Problem statement. Nothing but the text of the records should come back; copy it exactly and leave the pictures out.

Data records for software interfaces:
----
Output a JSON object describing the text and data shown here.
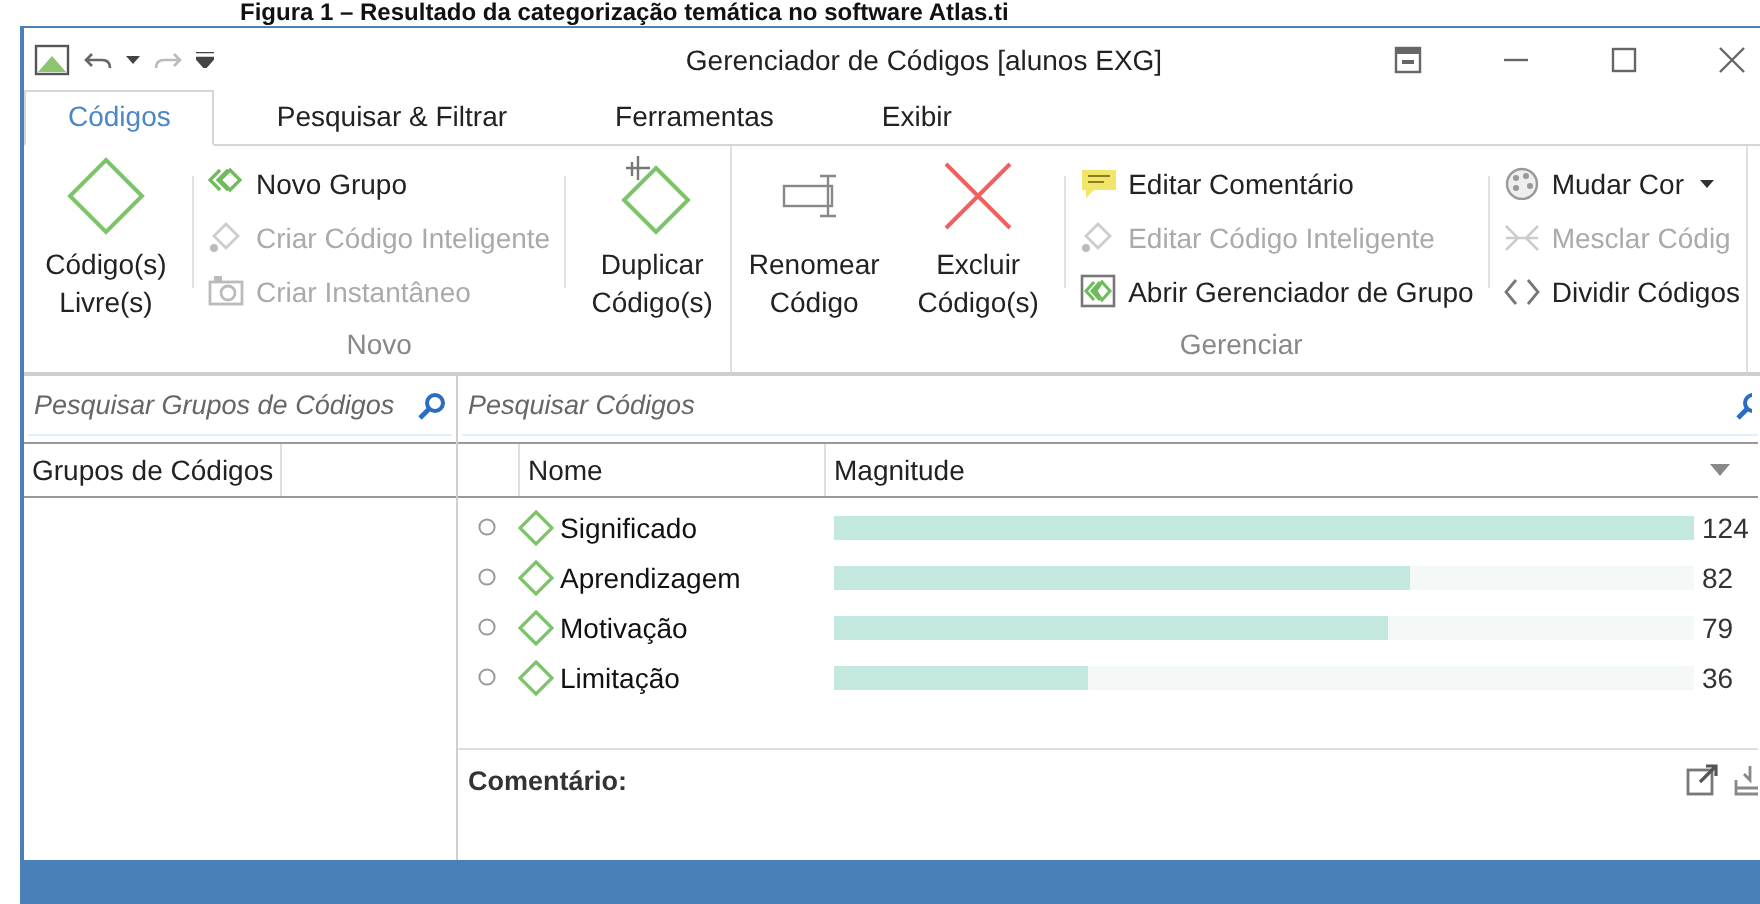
{
  "caption": "Figura 1 – Resultado da categorização temática no software Atlas.ti",
  "window": {
    "title": "Gerenciador de Códigos [alunos EXG]"
  },
  "tabs": [
    {
      "label": "Códigos",
      "selected": true
    },
    {
      "label": "Pesquisar & Filtrar",
      "selected": false
    },
    {
      "label": "Ferramentas",
      "selected": false
    },
    {
      "label": "Exibir",
      "selected": false
    }
  ],
  "ribbon": {
    "groups": [
      {
        "label": "Novo",
        "columns": [
          {
            "kind": "large",
            "label": "Código(s) Livre(s)",
            "disabled": false
          },
          {
            "kind": "stack",
            "items": [
              {
                "label": "Novo Grupo",
                "disabled": false
              },
              {
                "label": "Criar Código Inteligente",
                "disabled": true
              },
              {
                "label": "Criar Instantâneo",
                "disabled": true
              }
            ]
          },
          {
            "kind": "large",
            "label": "Duplicar Código(s)",
            "disabled": false
          }
        ]
      },
      {
        "label": "Gerenciar",
        "columns": [
          {
            "kind": "large",
            "label": "Renomear Código",
            "disabled": false
          },
          {
            "kind": "large",
            "label": "Excluir Código(s)",
            "disabled": false
          },
          {
            "kind": "stack",
            "items": [
              {
                "label": "Editar Comentário",
                "disabled": false
              },
              {
                "label": "Editar Código Inteligente",
                "disabled": true
              },
              {
                "label": "Abrir Gerenciador de Grupo",
                "disabled": false
              }
            ]
          },
          {
            "kind": "stack",
            "items": [
              {
                "label": "Mudar Cor",
                "disabled": false,
                "dropdown": true
              },
              {
                "label": "Mesclar Códig",
                "disabled": true
              },
              {
                "label": "Dividir Códigos",
                "disabled": false
              }
            ]
          }
        ]
      }
    ]
  },
  "groups_pane": {
    "search": {
      "placeholder": "Pesquisar Grupos de Códigos"
    },
    "column": "Grupos de Códigos"
  },
  "codes_pane": {
    "search": {
      "placeholder": "Pesquisar Códigos"
    },
    "columns": [
      "Nome",
      "Magnitude"
    ],
    "rows": [
      {
        "name": "Significado",
        "level": 1,
        "value": "124"
      },
      {
        "name": "Aprendizagem",
        "level": 0.67,
        "value": "82"
      },
      {
        "name": "Motivação",
        "level": 0.645,
        "value": "79"
      },
      {
        "name": "Limitação",
        "level": 0.295,
        "value": "36"
      }
    ]
  },
  "comment": {
    "label": "Comentário:"
  }
}
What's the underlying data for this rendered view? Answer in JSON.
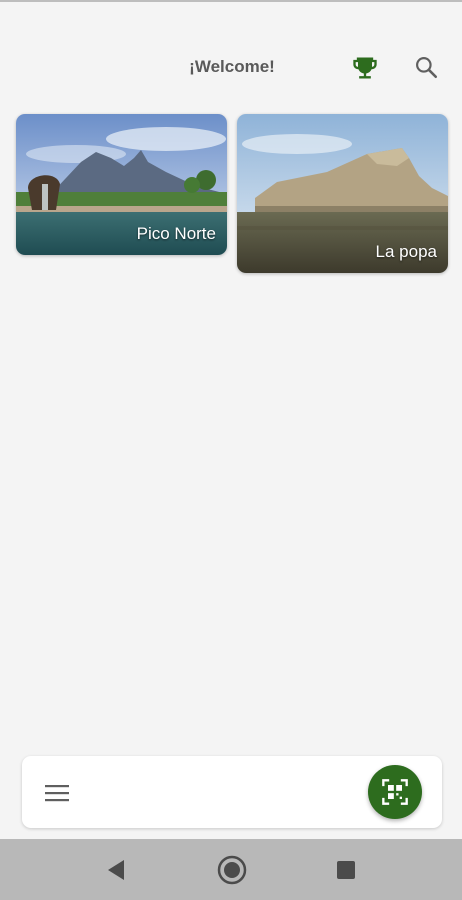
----
Expected output.
Output a JSON object describing the text and data shown here.
{
  "caption": "Figura 1 – Resultado da categorização temática no software Atlas.ti",
  "window": {
    "title": "Gerenciador de Códigos [alunos EXG]"
  },
  "tabs": [
    {
      "label": "Códigos",
      "selected": true
    },
    {
      "label": "Pesquisar & Filtrar",
      "selected": false
    },
    {
      "label": "Ferramentas",
      "selected": false
    },
    {
      "label": "Exibir",
      "selected": false
    }
  ],
  "ribbon": {
    "groups": [
      {
        "label": "Novo",
        "columns": [
          {
            "kind": "large",
            "label": "Código(s) Livre(s)",
            "disabled": false
          },
          {
            "kind": "stack",
            "items": [
              {
                "label": "Novo Grupo",
                "disabled": false
              },
              {
                "label": "Criar Código Inteligente",
                "disabled": true
              },
              {
                "label": "Criar Instantâneo",
                "disabled": true
              }
            ]
          },
          {
            "kind": "large",
            "label": "Duplicar Código(s)",
            "disabled": false
          }
        ]
      },
      {
        "label": "Gerenciar",
        "columns": [
          {
            "kind": "large",
            "label": "Renomear Código",
            "disabled": false
          },
          {
            "kind": "large",
            "label": "Excluir Código(s)",
            "disabled": false
          },
          {
            "kind": "stack",
            "items": [
              {
                "label": "Editar Comentário",
                "disabled": false
              },
              {
                "label": "Editar Código Inteligente",
                "disabled": true
              },
              {
                "label": "Abrir Gerenciador de Grupo",
                "disabled": false
              }
            ]
          },
          {
            "kind": "stack",
            "items": [
              {
                "label": "Mudar Cor",
                "disabled": false,
                "dropdown": true
              },
              {
                "label": "Mesclar Códig",
                "disabled": true
              },
              {
                "label": "Dividir Códigos",
                "disabled": false
              }
            ]
          }
        ]
      }
    ]
  },
  "groups_pane": {
    "search": {
      "placeholder": "Pesquisar Grupos de Códigos"
    },
    "column": "Grupos de Códigos"
  },
  "codes_pane": {
    "search": {
      "placeholder": "Pesquisar Códigos"
    },
    "columns": [
      "Nome",
      "Magnitude"
    ],
    "rows": [
      {
        "name": "Significado",
        "level": 1,
        "value": "124"
      },
      {
        "name": "Aprendizagem",
        "level": 0.67,
        "value": "82"
      },
      {
        "name": "Motivação",
        "level": 0.645,
        "value": "79"
      },
      {
        "name": "Limitação",
        "level": 0.295,
        "value": "36"
      }
    ]
  },
  "comment": {
    "label": "Comentário:"
  }
}
What's the underlying data for this rendered view? Answer in JSON.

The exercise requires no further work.